Second: Period-to-period changes in full-discretion assets in this sector aren’t always what they appear to be.
These are un-audited, self-reported numbers. They report them; we print them.
Also, what constitutes “full discretion” is, in the final analysis, defined by lawyers reading complex documents. Various firms undoubtedly have slightly different standards for what falls into that box. And, we know for a fact that some firms from time to time make their definition of “full-discretion” a little tighter or a little looser, because they’ve told us so. And that causes reported full-discretion AUM to rise or fall, even if the money is sometimes just being moved between categories.
Here’s a little chart reporting growth among the big guys.
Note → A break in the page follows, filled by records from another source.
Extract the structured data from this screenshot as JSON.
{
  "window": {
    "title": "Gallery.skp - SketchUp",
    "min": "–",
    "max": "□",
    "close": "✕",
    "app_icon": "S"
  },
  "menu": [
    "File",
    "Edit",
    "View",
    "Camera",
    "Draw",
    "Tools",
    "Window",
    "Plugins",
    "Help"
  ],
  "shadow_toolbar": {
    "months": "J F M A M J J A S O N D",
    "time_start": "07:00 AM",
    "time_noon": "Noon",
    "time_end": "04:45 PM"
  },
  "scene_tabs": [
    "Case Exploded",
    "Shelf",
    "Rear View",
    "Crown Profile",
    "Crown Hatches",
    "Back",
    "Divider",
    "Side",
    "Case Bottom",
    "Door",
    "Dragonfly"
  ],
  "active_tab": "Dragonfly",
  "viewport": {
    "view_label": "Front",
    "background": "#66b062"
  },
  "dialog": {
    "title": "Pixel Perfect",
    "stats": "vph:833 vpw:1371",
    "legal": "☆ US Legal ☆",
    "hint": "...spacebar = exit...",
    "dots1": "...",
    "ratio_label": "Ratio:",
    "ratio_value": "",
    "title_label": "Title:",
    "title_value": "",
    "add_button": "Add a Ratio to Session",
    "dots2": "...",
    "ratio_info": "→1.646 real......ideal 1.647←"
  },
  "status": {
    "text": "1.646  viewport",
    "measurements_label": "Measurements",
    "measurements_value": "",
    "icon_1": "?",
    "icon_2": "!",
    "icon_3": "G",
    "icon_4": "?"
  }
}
But potential clients should keep in mind that size is not necessarily a plus. Some of the smaller and mid-sized firms on our list are highly experienced and staffed with outstanding investment managers.
Top Ten OCIO Firms by full-discretion AUM – 2016
Discretion $bn 2016
|Full Discretion$bn 2014||Change: 2016-2014$bn||Change: 2016-2014Percent|
|6||Willis Towers Watson||$80.0||$58.0||$22.0||37.9|
|–||Top 10 total||$844.2||$571.8||$272.4||47.6|
The complete list may be found here.
Charles Skorina works with leaders of Endowments, Foundations, and Institutional Asset Managers to recruit Board Members, Executives Officers, Chief Investment Officers and Fund Managers. Mr. Skorina also publishes THE SKORINA LETTER, a widely-read professional publication providing news, research and analysis on institutional asset managers and tax-exempt funds. Prior to founding CASCo, Mr. Skorina worked for JP MorganChase in New York City and Chicago and for Ernst & Young in Washington, D.C. Mr. Skorina graduated from Culver Academies, attended Michigan State University and The Middlebury Institute of International Studies at Monterey where he graduated with a BA, and earned a MBA in Finance from the University of Chicago. He served in the US Army as a Russian Linguist stationed in Japan.